The measurement of drag while swimming (i.e. active drag) is a controversial issue. Therefore, in a group of six elite swimmers two active drag measurement methods were compared to assess whether both measure the same retarding force during swimming. In method 1 push-off forces are measured directly using the system to measure active drag (MAD-system). In method 2 (the velocity perturbation method, VPM) drag is estimated from the difference in swimming speed when subjects swim twice at maximal effort (assuming equal power output and assuming a quadratic drag¿speed relationship): once swimming free, and once swimming with a hydrodynamic body attached that created a known additional resistance.

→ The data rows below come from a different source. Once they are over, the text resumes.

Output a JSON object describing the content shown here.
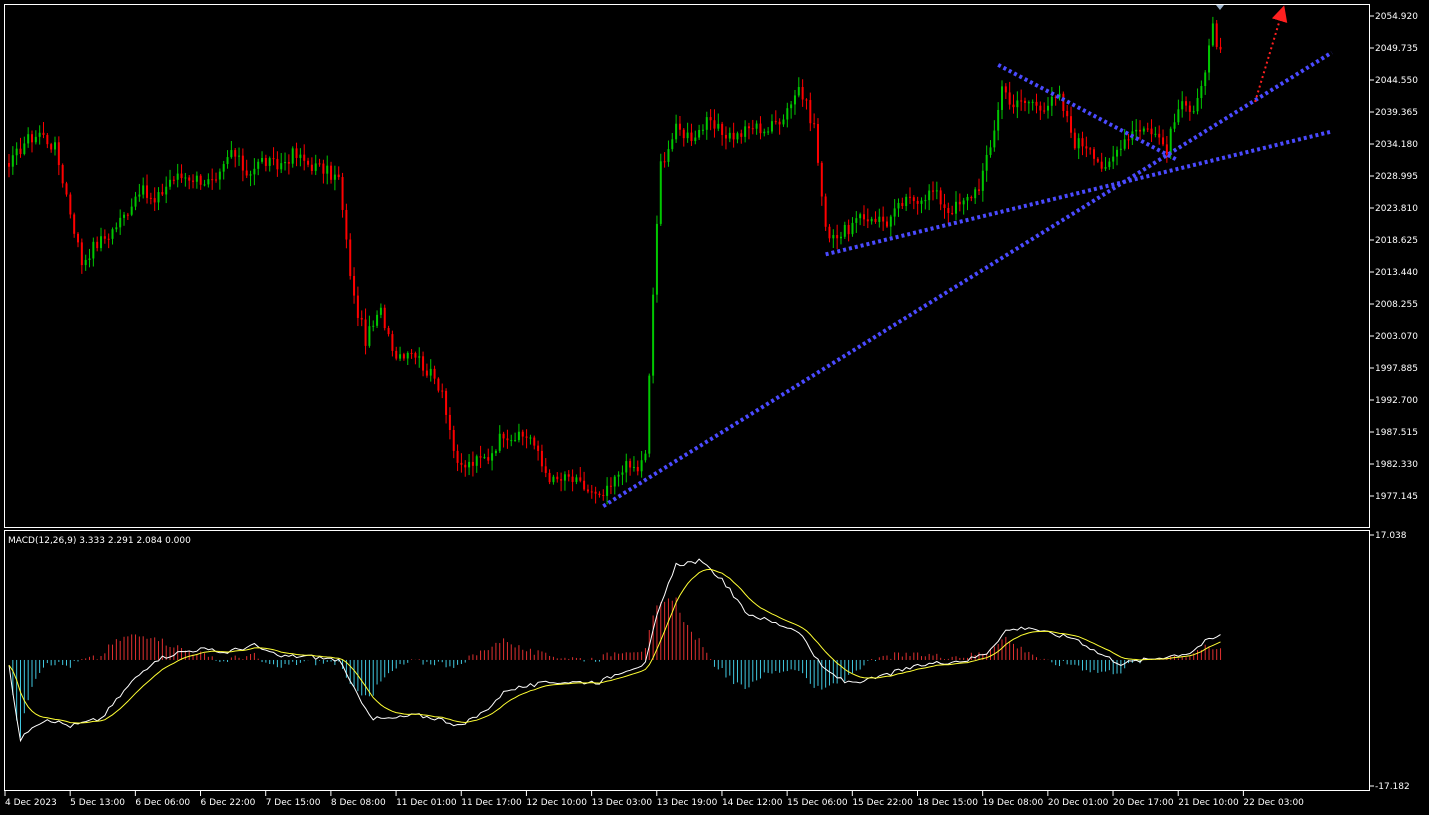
{
  "colors": {
    "background": "#000000",
    "border": "#ffffff",
    "bull_candle": "#00c800",
    "bear_candle": "#ff0000",
    "trendline": "#4a4aff",
    "arrow": "#ff2020",
    "macd_line": "#ffffff",
    "signal_line": "#ffff33",
    "hist_positive": "#e03030",
    "hist_negative": "#40c8e0"
  },
  "chart_data": [
    {
      "type": "candlestick",
      "title": "",
      "ylim": [
        1972.4,
        2057.9
      ],
      "grid": false,
      "y_ticks": [
        "2054.920",
        "2049.735",
        "2044.550",
        "2039.365",
        "2034.180",
        "2028.995",
        "2023.810",
        "2018.625",
        "2013.440",
        "2008.255",
        "2003.070",
        "1997.885",
        "1992.700",
        "1987.515",
        "1982.330",
        "1977.145"
      ],
      "x_ticks": [
        "4 Dec 2023",
        "5 Dec 13:00",
        "6 Dec 06:00",
        "6 Dec 22:00",
        "7 Dec 15:00",
        "8 Dec 08:00",
        "11 Dec 01:00",
        "11 Dec 17:00",
        "12 Dec 10:00",
        "13 Dec 03:00",
        "13 Dec 19:00",
        "14 Dec 12:00",
        "15 Dec 06:00",
        "15 Dec 22:00",
        "18 Dec 15:00",
        "19 Dec 08:00",
        "20 Dec 01:00",
        "20 Dec 17:00",
        "21 Dec 10:00",
        "22 Dec 03:00"
      ],
      "bars_per_tick": 17,
      "close_anchors": [
        [
          0,
          2030.5
        ],
        [
          4,
          2034.5
        ],
        [
          8,
          2036.0
        ],
        [
          12,
          2033.5
        ],
        [
          15,
          2026.0
        ],
        [
          19,
          2015.0
        ],
        [
          22,
          2017.5
        ],
        [
          26,
          2019.5
        ],
        [
          30,
          2022.5
        ],
        [
          34,
          2027.0
        ],
        [
          38,
          2024.5
        ],
        [
          42,
          2028.5
        ],
        [
          46,
          2029.0
        ],
        [
          50,
          2028.5
        ],
        [
          54,
          2027.5
        ],
        [
          58,
          2033.0
        ],
        [
          62,
          2029.5
        ],
        [
          66,
          2031.5
        ],
        [
          70,
          2030.5
        ],
        [
          74,
          2032.5
        ],
        [
          78,
          2031.0
        ],
        [
          82,
          2030.0
        ],
        [
          86,
          2028.5
        ],
        [
          88,
          2018.0
        ],
        [
          90,
          2009.0
        ],
        [
          93,
          2002.5
        ],
        [
          97,
          2007.0
        ],
        [
          101,
          2000.0
        ],
        [
          105,
          2001.0
        ],
        [
          109,
          1997.5
        ],
        [
          113,
          1994.5
        ],
        [
          117,
          1981.5
        ],
        [
          121,
          1982.5
        ],
        [
          125,
          1983.5
        ],
        [
          129,
          1987.5
        ],
        [
          133,
          1986.5
        ],
        [
          136,
          1987.0
        ],
        [
          139,
          1982.0
        ],
        [
          142,
          1979.5
        ],
        [
          146,
          1980.0
        ],
        [
          150,
          1978.5
        ],
        [
          154,
          1976.5
        ],
        [
          157,
          1978.5
        ],
        [
          160,
          1982.0
        ],
        [
          164,
          1981.5
        ],
        [
          166,
          1983.5
        ],
        [
          168,
          2010.0
        ],
        [
          170,
          2031.0
        ],
        [
          174,
          2036.5
        ],
        [
          178,
          2035.5
        ],
        [
          182,
          2037.5
        ],
        [
          186,
          2036.0
        ],
        [
          190,
          2035.5
        ],
        [
          194,
          2037.0
        ],
        [
          198,
          2036.5
        ],
        [
          202,
          2039.0
        ],
        [
          206,
          2043.5
        ],
        [
          210,
          2037.0
        ],
        [
          213,
          2020.0
        ],
        [
          217,
          2019.5
        ],
        [
          221,
          2021.5
        ],
        [
          225,
          2022.5
        ],
        [
          229,
          2021.5
        ],
        [
          233,
          2024.5
        ],
        [
          237,
          2025.5
        ],
        [
          241,
          2026.5
        ],
        [
          245,
          2023.5
        ],
        [
          249,
          2024.5
        ],
        [
          253,
          2027.5
        ],
        [
          256,
          2033.5
        ],
        [
          259,
          2043.5
        ],
        [
          262,
          2040.5
        ],
        [
          266,
          2041.0
        ],
        [
          270,
          2040.5
        ],
        [
          274,
          2041.5
        ],
        [
          278,
          2034.5
        ],
        [
          282,
          2034.0
        ],
        [
          286,
          2029.5
        ],
        [
          290,
          2034.5
        ],
        [
          294,
          2037.0
        ],
        [
          298,
          2036.5
        ],
        [
          302,
          2033.5
        ],
        [
          305,
          2040.0
        ],
        [
          309,
          2040.5
        ],
        [
          312,
          2045.5
        ],
        [
          314,
          2053.0
        ],
        [
          316,
          2048.5
        ]
      ],
      "annotations": [
        {
          "type": "trendline",
          "from": [
            155,
            1975.5
          ],
          "to": [
            345,
            2049.0
          ],
          "color": "#4a4aff"
        },
        {
          "type": "trendline",
          "from": [
            213,
            2016.3
          ],
          "to": [
            345,
            2036.2
          ],
          "color": "#4a4aff"
        },
        {
          "type": "trendline",
          "from": [
            258,
            2047.0
          ],
          "to": [
            305,
            2031.5
          ],
          "color": "#4a4aff"
        },
        {
          "type": "arrow",
          "from": [
            325,
            2041.0
          ],
          "to": [
            332,
            2055.4
          ],
          "color": "#ff2020"
        }
      ]
    },
    {
      "type": "macd",
      "label": "MACD(12,26,9) 3.333 2.291 2.084 0.000",
      "ylim": [
        -17.182,
        17.038
      ],
      "y_ticks": [
        "17.038",
        "-17.182"
      ],
      "macd_anchors": [
        [
          0,
          -1.0
        ],
        [
          3,
          -11.0
        ],
        [
          6,
          -9.0
        ],
        [
          10,
          -8.0
        ],
        [
          16,
          -9.0
        ],
        [
          24,
          -8.0
        ],
        [
          32,
          -3.0
        ],
        [
          38,
          0.0
        ],
        [
          44,
          1.0
        ],
        [
          50,
          1.5
        ],
        [
          56,
          1.0
        ],
        [
          64,
          2.0
        ],
        [
          70,
          0.5
        ],
        [
          78,
          0.5
        ],
        [
          86,
          0.0
        ],
        [
          90,
          -4.0
        ],
        [
          95,
          -8.0
        ],
        [
          100,
          -8.0
        ],
        [
          106,
          -7.5
        ],
        [
          112,
          -8.0
        ],
        [
          118,
          -9.0
        ],
        [
          124,
          -7.0
        ],
        [
          130,
          -4.0
        ],
        [
          136,
          -3.5
        ],
        [
          142,
          -3.0
        ],
        [
          148,
          -3.0
        ],
        [
          154,
          -3.0
        ],
        [
          160,
          -1.5
        ],
        [
          166,
          -0.5
        ],
        [
          169,
          6.0
        ],
        [
          174,
          13.0
        ],
        [
          180,
          13.5
        ],
        [
          186,
          11.0
        ],
        [
          192,
          6.5
        ],
        [
          200,
          5.0
        ],
        [
          206,
          4.0
        ],
        [
          212,
          -1.0
        ],
        [
          218,
          -3.0
        ],
        [
          224,
          -2.8
        ],
        [
          232,
          -1.5
        ],
        [
          240,
          -0.5
        ],
        [
          250,
          0.0
        ],
        [
          255,
          1.0
        ],
        [
          260,
          4.0
        ],
        [
          266,
          4.5
        ],
        [
          272,
          3.5
        ],
        [
          278,
          3.0
        ],
        [
          284,
          1.0
        ],
        [
          290,
          -0.5
        ],
        [
          296,
          0.0
        ],
        [
          302,
          0.5
        ],
        [
          308,
          1.0
        ],
        [
          312,
          2.5
        ],
        [
          316,
          3.33
        ]
      ],
      "signal_period": 9
    }
  ]
}
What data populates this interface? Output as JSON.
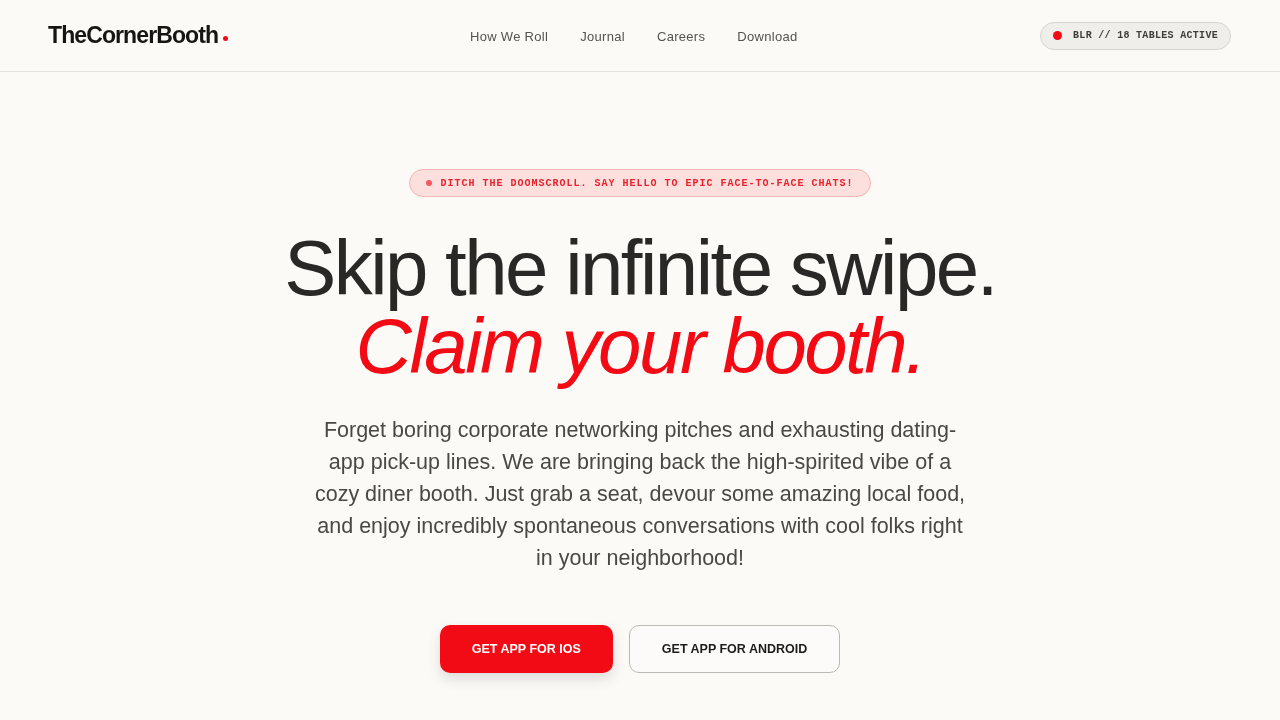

The average drag for the VPM tests (53.2 N) was statistically significant and different from the active drag for the MAD-test (66.9 N), paired Student's t-test: 2.484, 12 DF, p=0.029. A post hoc analysis was performed to assess whether the two methods measure a different phenomenon. Based on the drag speed curve obtained with the MAD-system, the VPM-data were re-examined. For diverging drag determinations the assumption of equal power output of the `free¿ trial (swimming free) vs. the towing trial (swimming with hydrodynamic buoy) appeared to be violated. The regression of the relative difference in force (MAD vs. VPM) on the relative difference in power (swimming free vs. swimming with hydrodynamic body) was: %¿drag=1.898×%¿power ¿4.498, r2=0.88. This suggests that the major part of the difference in active drag values is due to a non-equal power output in the `free¿ relative towing trial during the VPM-test. The simulation of the violation of the equal power output assumption and the calculation of the effect of an other than quadratic drag¿speed relationship corroborated the tentative conclusion that both methods measure essentially the same phenomenon and that active drag differences can be explained by a violation of test assumptions.
- active drag